25 September 2020 12:44
Legendary playback singer SP Balasubrahmanyam — fondly known as 'SPB' or 'Balu' — whose evergreen voice reigned over Indian cinema for more than five decades, passed away here on Friday. hE was admitted to a private hospital last month for Covid-19 treatment. He was 74 and is survived by his wife Savitri, daughter Pallavi and son SPB Charan, who is also a playback singer and producer. Also read: Playback singer S P Balasubrahmanyam is no more Born on June 4, 1946 at Konetammapeta village in Andhra Pradesh's Nellore district, Sripathi Panditaradhyula Balasubrahmanyam (SPB) was the second son in a family of three sons and five daughters. A gifted singer, SPB studied musical notations and learned to play the harmonium and the flute while listening to his father, SP Sambamurthy, an established Harikatha exponent.

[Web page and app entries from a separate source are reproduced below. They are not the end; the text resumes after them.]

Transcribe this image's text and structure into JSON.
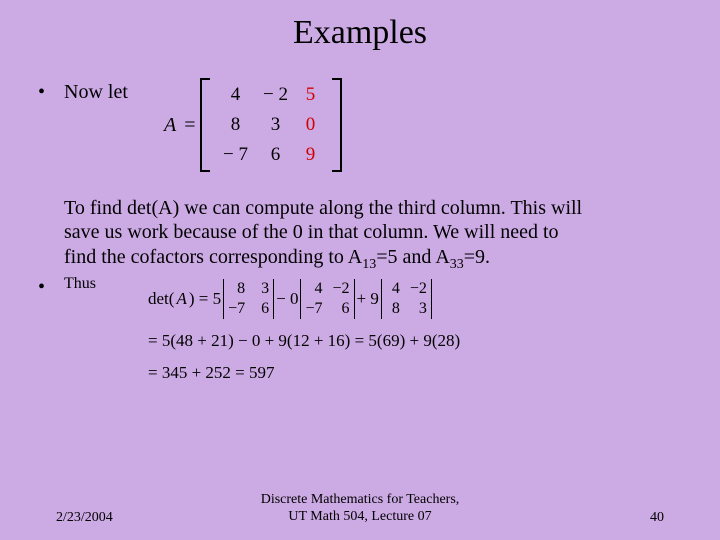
{
  "title": "Examples",
  "bullet1_label": "Now let",
  "matrix": {
    "label": "A",
    "equals": "=",
    "rows": [
      [
        "4",
        "− 2",
        "5"
      ],
      [
        "8",
        "3",
        "0"
      ],
      [
        "− 7",
        "6",
        "9"
      ]
    ]
  },
  "paragraph": {
    "p1": "To find det(A) we can compute along the third column. This will",
    "p2": "save us work because of the 0 in that column. We will need to",
    "p3_a": "find the cofactors corresponding to A",
    "p3_sub1": "13",
    "p3_b": "=5 and A",
    "p3_sub2": "33",
    "p3_c": "=9."
  },
  "bullet2_label": "Thus",
  "det": {
    "lead": "det(",
    "var": "A",
    "lead2": ") = 5",
    "m1": [
      "8",
      "3",
      "−7",
      "6"
    ],
    "mid1": "− 0",
    "m2": [
      "4",
      "−2",
      "−7",
      "6"
    ],
    "mid2": "+ 9",
    "m3": [
      "4",
      "−2",
      "8",
      "3"
    ]
  },
  "line2": "= 5(48 + 21) − 0 + 9(12 + 16) = 5(69) + 9(28)",
  "line3": "= 345 + 252 = 597",
  "footer": {
    "date": "2/23/2004",
    "center1": "Discrete Mathematics for Teachers,",
    "center2": "UT Math 504, Lecture 07",
    "page": "40"
  }
}
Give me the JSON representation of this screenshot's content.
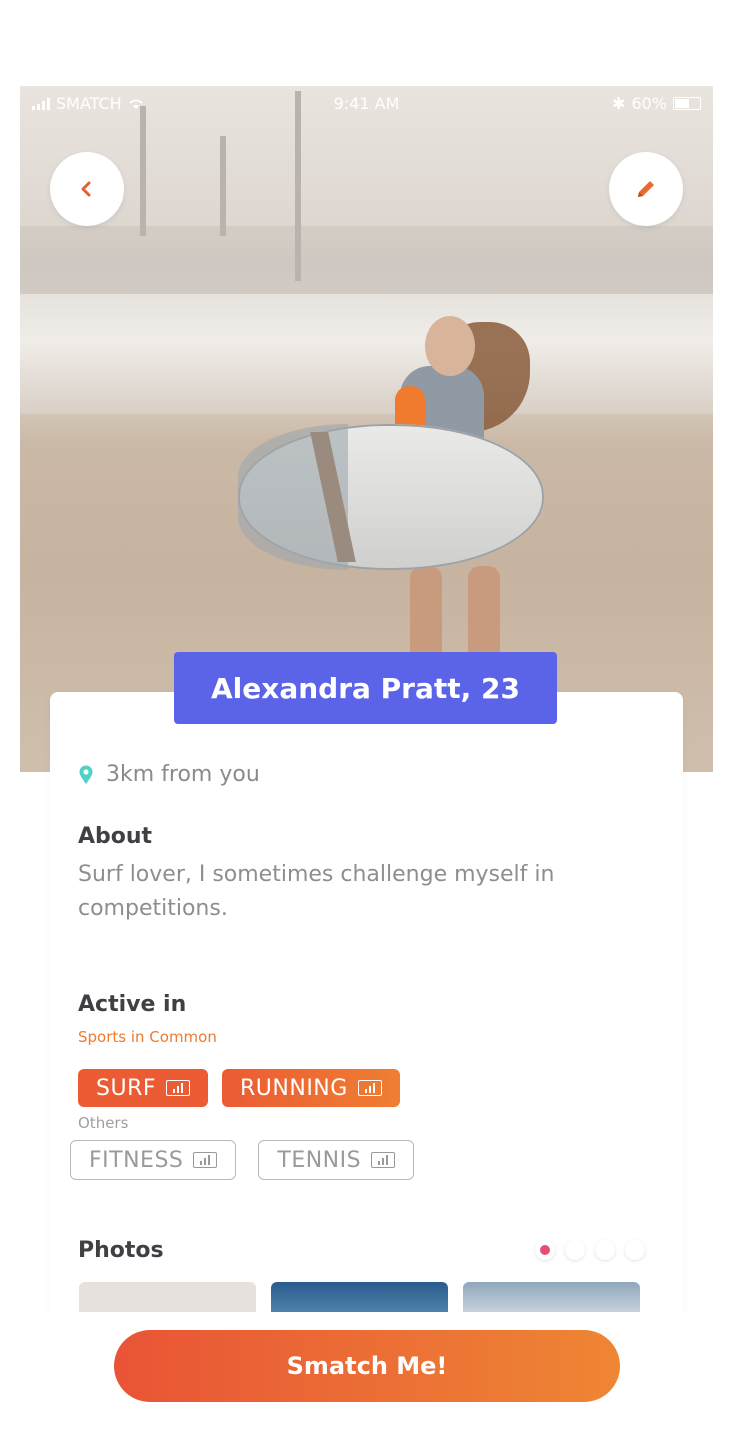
{
  "status_bar": {
    "carrier": "SMATCH",
    "time": "9:41 AM",
    "battery": "60%"
  },
  "icons": {
    "back": "chevron-left-icon",
    "edit": "pencil-icon",
    "location": "location-pin-icon",
    "level": "bar-chart-icon"
  },
  "profile": {
    "name_age": "Alexandra Pratt, 23",
    "distance": "3km from you"
  },
  "about": {
    "title": "About",
    "text": "Surf lover, I sometimes challenge myself in competitions."
  },
  "active_in": {
    "title": "Active in",
    "common_label": "Sports in Common",
    "common": [
      "SURF",
      "RUNNING"
    ],
    "others_label": "Others",
    "others": [
      "FITNESS",
      "TENNIS"
    ]
  },
  "photos": {
    "title": "Photos",
    "pages": 4,
    "active_page": 1
  },
  "cta": {
    "label": "Smatch Me!"
  },
  "colors": {
    "accent_blue": "#5b64e8",
    "accent_orange": "#eb5b34",
    "accent_orange_end": "#ee8634",
    "pin_teal": "#4fd1c5",
    "dot_pink": "#e64d72"
  }
}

While his father wanted SPB to become an engineer, destiny had other plans. Spotting his talent in a music competition organised by the Chennai-based Telugu Cultural Organisation, music director SP Kodandapani introduced him in Telugu film Sri Sri Sri Maryada Ramanna in 1966; it changed his fortune. In a mark of respect to his mentor, SPB would name his recording studio and his film company after Kodandapani in later years. The big break Even so, with just 3-4 songs in Telugu and Kannada to his credit, SPB could ordinarily not have aspired for greater glory. But a chance encounter with actor and former Tamil Nadu Chief Minister MG Ramachandran (MGR) led him on that path. Impressed by SPB's rendition of a song on the sets of AVM Studio, MGR wanted the young singer to sing for him. SPB's Aayiram Nilavae Vaa for MGR in Adimaippenn in 1969 marked the arrival of a youthful and energetic singer at a time when TM Soundararajan (TMS) ruled the roost. In the same year, he sang Iyarkai Ennum Ilaya Kanni in Gemini Ganesan's Shanti Nilayam. While SPB worked with legendary music composers like MS Viswanathan (MSV) and KV Mahadevan, the entry of Ilaiyaraaja in Tamil cinema changed his fortune — and theirs too — forever. SPB and Ilaiyaraaja, along with S Janaki, emerged as a highly successful trio; they went on to rule the Tamil cinema from the late 1970s and throughout the 1980s and even till the early 1990s. Every actor's voice More than 1,000 credits including India's highest civilian awards such as Padma Shri (2001) and Padma Bhushan (2011) are testimony to SPB's illustrious musical career. SPB also holds the Guinness Record for having the most number of song recordings by any singer, with over 40,000 renditions in 16 languages. From the melodious Naanaga Naan Illai Thaye for Kamal Haasan to the signature Super Staru Yaarunu Ketta for Rajinikanth, there is not a single star worth his name in Tamil, Telugu, Malayalam, Kannada and even Hindi industry for whom SPB has not lent his voice at least once. A music composer himself, with more than 45 films to his credit, SPB also worked with young composers like Vidyasagar, SA Rajkumar, Deva and, very recently, with Anirudh Ravichander, for Rajinikanth's Petta and Darbar. Many awards to his name While the SPB-Ilaiyarajaa combo ruled the 1980s and early 1990s, the versatile singer paired up with younger musicians subsequently. He recorded three songs for AR Rahman in his debut film Roja, including the evergreen melody Kaadhal Rojavae. In fact, of the six National Awards for male playback singer that SPB bagged, the sixth and only one in Tamil as for Thanga Thamarai Magalae in Minsara Kanavu, composed by Rahman. His other National Awards include three for Telugu, one for Kannada and one for his Hindi debut song, Tere Mere Beech Mein, from Ek Duuje Ke Liye. For millions of inconsolable music fans across the world, perhaps the only consolation lies in SPB's own soulful song from Udaya Geetham. "Enthan Moochum Intha Paatum Anaiyaa Vilakke..Kelaai Poo Manamae' (My breath and this song are like a lamp that never turns off. Oh listen, gentle heart!)," he sang.